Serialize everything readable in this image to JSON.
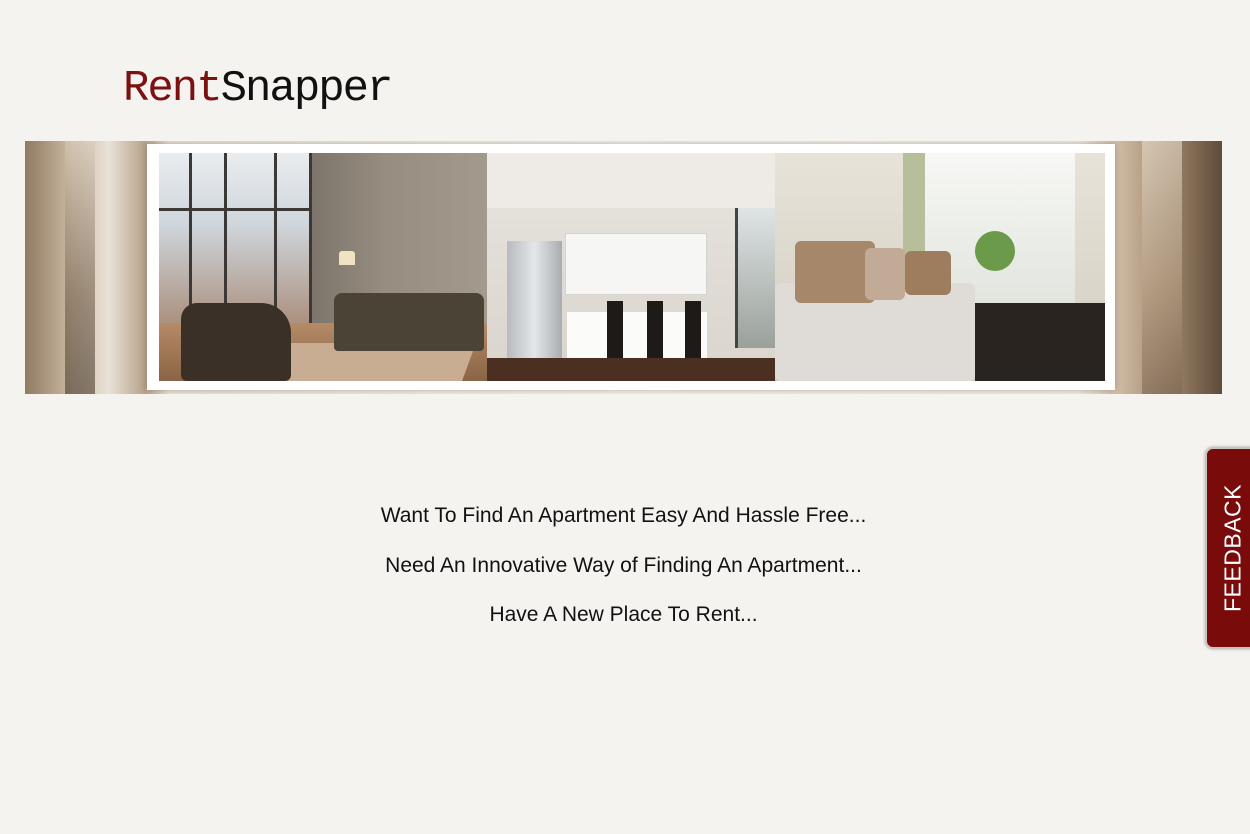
{
  "brand": {
    "logo_part_a": "Rent",
    "logo_part_b": "Snapper",
    "logo_colors": {
      "part_a": "#7a1212",
      "part_b": "#111111"
    }
  },
  "banner": {
    "photos": [
      "loft-living-room-photo",
      "kitchen-photo",
      "bright-living-room-photo"
    ]
  },
  "main": {
    "taglines": [
      "Want To Find An Apartment Easy And Hassle Free...",
      "Need An Innovative Way of Finding An Apartment...",
      "Have A New Place To Rent..."
    ]
  },
  "feedback": {
    "label": "FEEDBACK",
    "color": "#7a0b0b"
  }
}
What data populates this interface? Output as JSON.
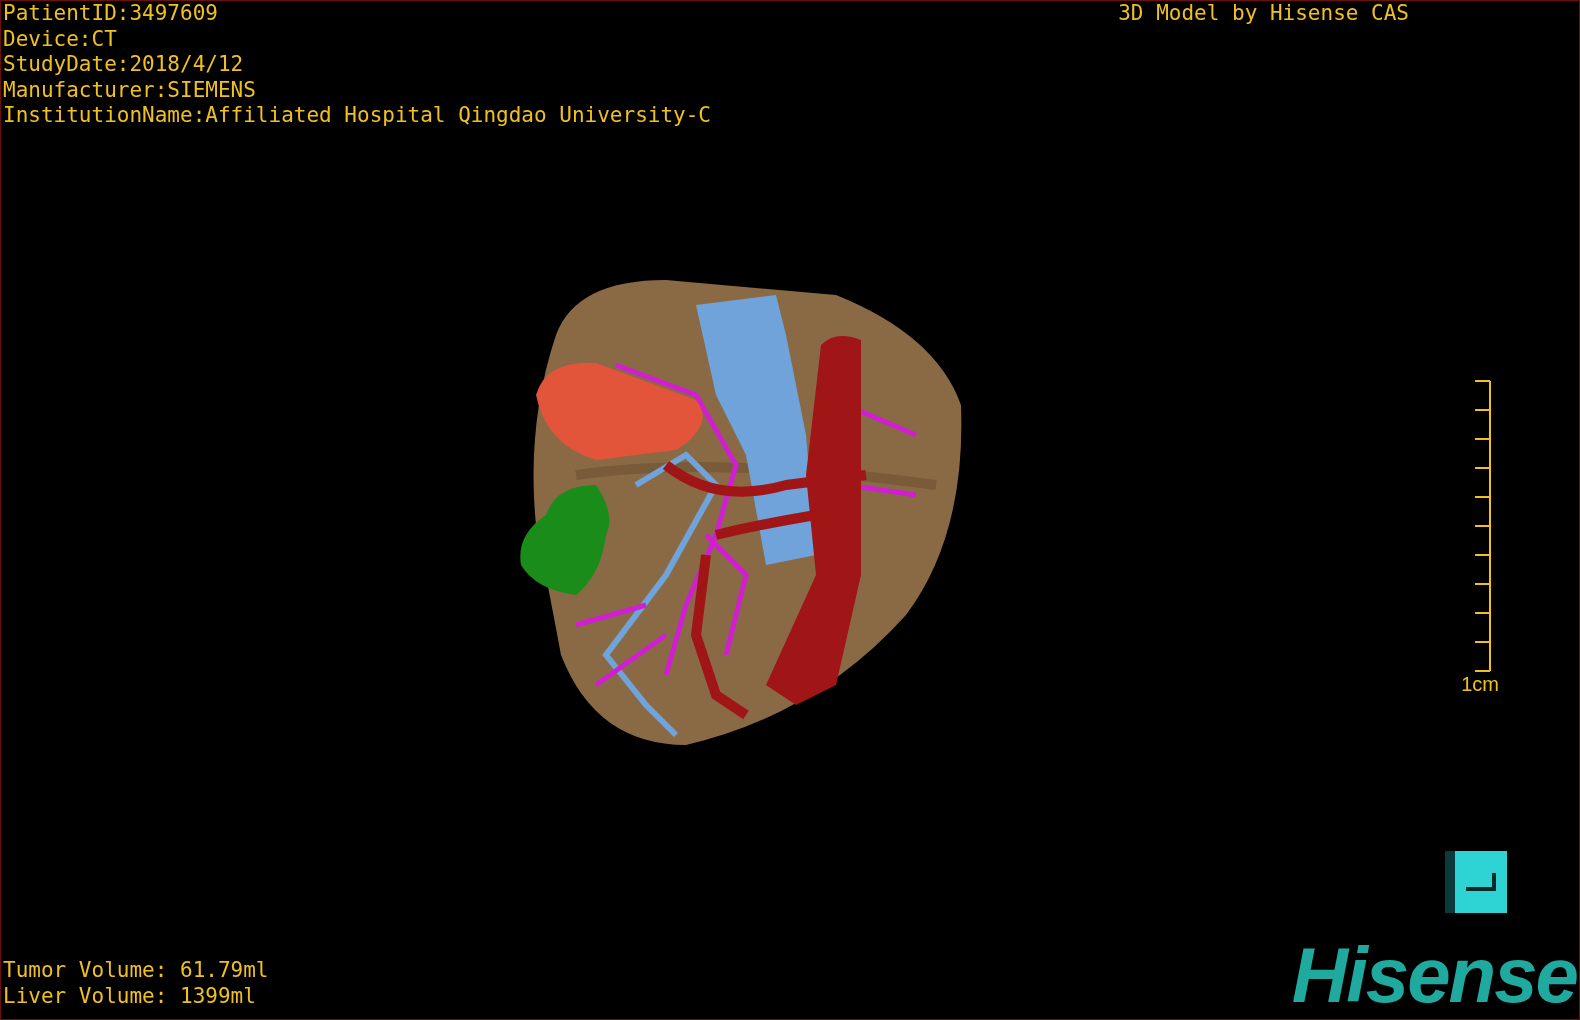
{
  "study_info": [
    "PatientID:3497609",
    "Device:CT",
    "StudyDate:2018/4/12",
    "Manufacturer:SIEMENS",
    "InstitutionName:Affiliated Hospital Qingdao University-C"
  ],
  "model_credit": "3D Model by Hisense CAS",
  "scale_bar": {
    "label": "1cm"
  },
  "volumes": [
    "Tumor Volume: 61.79ml",
    "Liver Volume: 1399ml"
  ],
  "logo": "Hisense"
}
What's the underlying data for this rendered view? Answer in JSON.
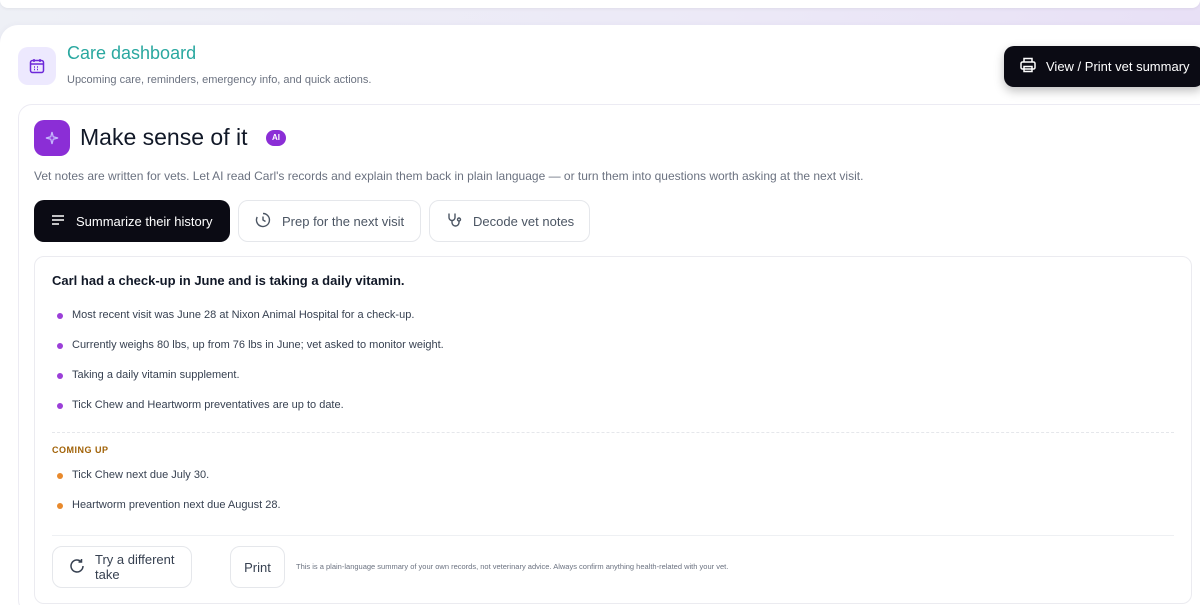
{
  "header": {
    "title": "Care dashboard",
    "subtitle": "Upcoming care, reminders, emergency info, and quick actions.",
    "print_button_label": "View / Print vet summary"
  },
  "ai_section": {
    "title": "Make sense of it",
    "badge": "AI",
    "description": "Vet notes are written for vets. Let AI read Carl's records and explain them back in plain language — or turn them into questions worth asking at the next visit.",
    "tabs": [
      {
        "label": "Summarize their history",
        "icon": "lines-icon",
        "active": true
      },
      {
        "label": "Prep for the next visit",
        "icon": "clock-icon",
        "active": false
      },
      {
        "label": "Decode vet notes",
        "icon": "stethoscope-icon",
        "active": false
      }
    ]
  },
  "result": {
    "heading": "Carl had a check-up in June and is taking a daily vitamin.",
    "bullets": [
      "Most recent visit was June 28 at Nixon Animal Hospital for a check-up.",
      "Currently weighs 80 lbs, up from 76 lbs in June; vet asked to monitor weight.",
      "Taking a daily vitamin supplement.",
      "Tick Chew and Heartworm preventatives are up to date."
    ],
    "coming_up_label": "COMING UP",
    "coming_up": [
      "Tick Chew next due July 30.",
      "Heartworm prevention next due August 28."
    ],
    "retry_label": "Try a different take",
    "print_label": "Print",
    "disclaimer": "This is a plain-language summary of your own records, not veterinary advice. Always confirm anything health-related with your vet."
  },
  "colors": {
    "accent_purple": "#8b2ed6",
    "title_teal": "#2aa8a0",
    "dark_button": "#0b0b14",
    "coming_up_orange": "#e8892c"
  }
}
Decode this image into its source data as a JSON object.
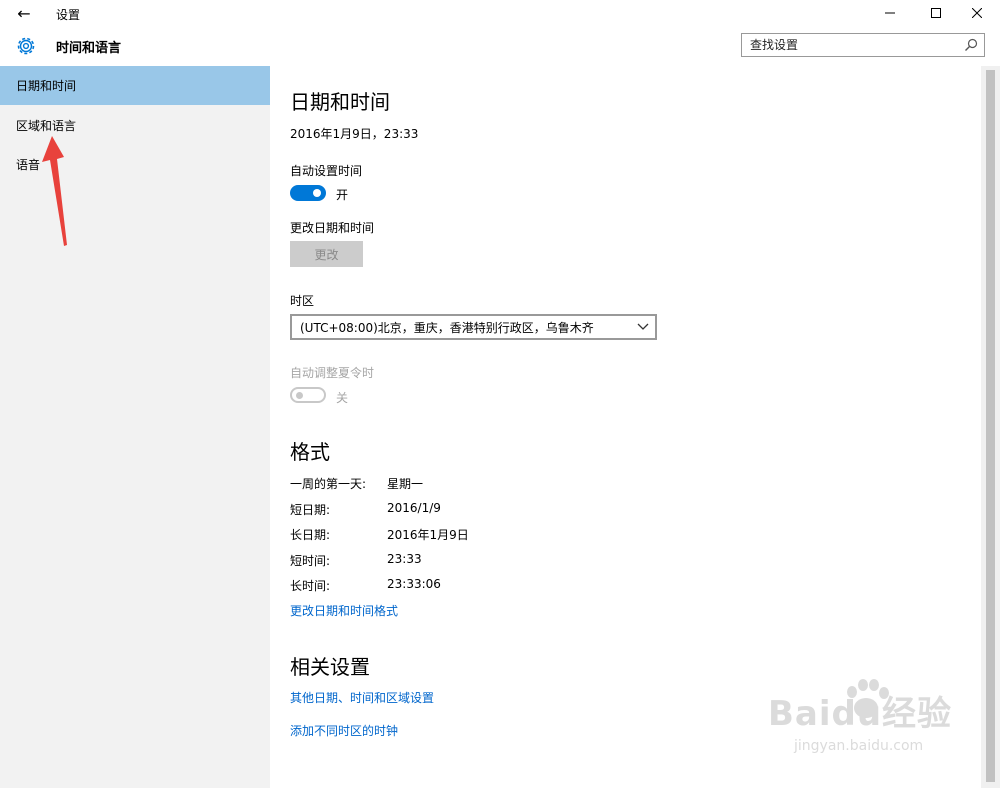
{
  "window": {
    "title": "设置",
    "back_icon": "←",
    "minimize_icon": "—",
    "maximize_icon": "☐",
    "close_icon": "✕"
  },
  "header": {
    "title": "时间和语言",
    "search_placeholder": "查找设置",
    "accent": "#0078d7"
  },
  "sidebar": {
    "items": [
      {
        "label": "日期和时间",
        "active": true
      },
      {
        "label": "区域和语言",
        "active": false
      },
      {
        "label": "语音",
        "active": false
      }
    ],
    "active_color": "#99c7e8",
    "annotation_arrow_color": "#e8423c"
  },
  "main": {
    "section_datetime": {
      "heading": "日期和时间",
      "current": "2016年1月9日，23:33",
      "auto_time_label": "自动设置时间",
      "auto_time_state": "开",
      "change_label": "更改日期和时间",
      "change_button": "更改",
      "timezone_label": "时区",
      "timezone_value": "(UTC+08:00)北京，重庆，香港特别行政区，乌鲁木齐",
      "dst_label": "自动调整夏令时",
      "dst_state": "关"
    },
    "section_format": {
      "heading": "格式",
      "rows": [
        {
          "key": "一周的第一天:",
          "value": "星期一"
        },
        {
          "key": "短日期:",
          "value": "2016/1/9"
        },
        {
          "key": "长日期:",
          "value": "2016年1月9日"
        },
        {
          "key": "短时间:",
          "value": "23:33"
        },
        {
          "key": "长时间:",
          "value": "23:33:06"
        }
      ],
      "link": "更改日期和时间格式"
    },
    "section_related": {
      "heading": "相关设置",
      "links": [
        "其他日期、时间和区域设置",
        "添加不同时区的时钟"
      ]
    }
  },
  "watermark": {
    "brand": "Baidu经验",
    "url": "jingyan.baidu.com"
  }
}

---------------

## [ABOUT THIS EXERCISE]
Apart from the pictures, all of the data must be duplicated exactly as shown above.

## [TASK OUTPUT]
Serialize everything readable in this image to JSON.
{
  "brand": {
    "logo_part_a": "Rent",
    "logo_part_b": "Snapper",
    "logo_colors": {
      "part_a": "#7a1212",
      "part_b": "#111111"
    }
  },
  "banner": {
    "photos": [
      "loft-living-room-photo",
      "kitchen-photo",
      "bright-living-room-photo"
    ]
  },
  "main": {
    "taglines": [
      "Want To Find An Apartment Easy And Hassle Free...",
      "Need An Innovative Way of Finding An Apartment...",
      "Have A New Place To Rent..."
    ]
  },
  "feedback": {
    "label": "FEEDBACK",
    "color": "#7a0b0b"
  }
}
What data populates this interface? Output as JSON.
{
  "study_info": [
    "PatientID:3497609",
    "Device:CT",
    "StudyDate:2018/4/12",
    "Manufacturer:SIEMENS",
    "InstitutionName:Affiliated Hospital Qingdao University-C"
  ],
  "model_credit": "3D Model by Hisense CAS",
  "scale_bar": {
    "label": "1cm"
  },
  "volumes": [
    "Tumor Volume: 61.79ml",
    "Liver Volume: 1399ml"
  ],
  "logo": "Hisense"
}
What's the underlying data for this rendered view? Answer in JSON.
{
  "header": {
    "title": "Care dashboard",
    "subtitle": "Upcoming care, reminders, emergency info, and quick actions.",
    "print_button_label": "View / Print vet summary"
  },
  "ai_section": {
    "title": "Make sense of it",
    "badge": "AI",
    "description": "Vet notes are written for vets. Let AI read Carl's records and explain them back in plain language — or turn them into questions worth asking at the next visit.",
    "tabs": [
      {
        "label": "Summarize their history",
        "icon": "lines-icon",
        "active": true
      },
      {
        "label": "Prep for the next visit",
        "icon": "clock-icon",
        "active": false
      },
      {
        "label": "Decode vet notes",
        "icon": "stethoscope-icon",
        "active": false
      }
    ]
  },
  "result": {
    "heading": "Carl had a check-up in June and is taking a daily vitamin.",
    "bullets": [
      "Most recent visit was June 28 at Nixon Animal Hospital for a check-up.",
      "Currently weighs 80 lbs, up from 76 lbs in June; vet asked to monitor weight.",
      "Taking a daily vitamin supplement.",
      "Tick Chew and Heartworm preventatives are up to date."
    ],
    "coming_up_label": "COMING UP",
    "coming_up": [
      "Tick Chew next due July 30.",
      "Heartworm prevention next due August 28."
    ],
    "retry_label": "Try a different take",
    "print_label": "Print",
    "disclaimer": "This is a plain-language summary of your own records, not veterinary advice. Always confirm anything health-related with your vet."
  },
  "colors": {
    "accent_purple": "#8b2ed6",
    "title_teal": "#2aa8a0",
    "dark_button": "#0b0b14",
    "coming_up_orange": "#e8892c"
  }
}
Decode this image into its source data as a JSON object.
{
  "window": {
    "title": "设置",
    "back_icon": "←",
    "minimize_icon": "—",
    "maximize_icon": "☐",
    "close_icon": "✕"
  },
  "header": {
    "title": "时间和语言",
    "search_placeholder": "查找设置",
    "accent": "#0078d7"
  },
  "sidebar": {
    "items": [
      {
        "label": "日期和时间",
        "active": true
      },
      {
        "label": "区域和语言",
        "active": false
      },
      {
        "label": "语音",
        "active": false
      }
    ],
    "active_color": "#99c7e8",
    "annotation_arrow_color": "#e8423c"
  },
  "main": {
    "section_datetime": {
      "heading": "日期和时间",
      "current": "2016年1月9日，23:33",
      "auto_time_label": "自动设置时间",
      "auto_time_state": "开",
      "change_label": "更改日期和时间",
      "change_button": "更改",
      "timezone_label": "时区",
      "timezone_value": "(UTC+08:00)北京，重庆，香港特别行政区，乌鲁木齐",
      "dst_label": "自动调整夏令时",
      "dst_state": "关"
    },
    "section_format": {
      "heading": "格式",
      "rows": [
        {
          "key": "一周的第一天:",
          "value": "星期一"
        },
        {
          "key": "短日期:",
          "value": "2016/1/9"
        },
        {
          "key": "长日期:",
          "value": "2016年1月9日"
        },
        {
          "key": "短时间:",
          "value": "23:33"
        },
        {
          "key": "长时间:",
          "value": "23:33:06"
        }
      ],
      "link": "更改日期和时间格式"
    },
    "section_related": {
      "heading": "相关设置",
      "links": [
        "其他日期、时间和区域设置",
        "添加不同时区的时钟"
      ]
    }
  },
  "watermark": {
    "brand": "Baidu经验",
    "url": "jingyan.baidu.com"
  }
}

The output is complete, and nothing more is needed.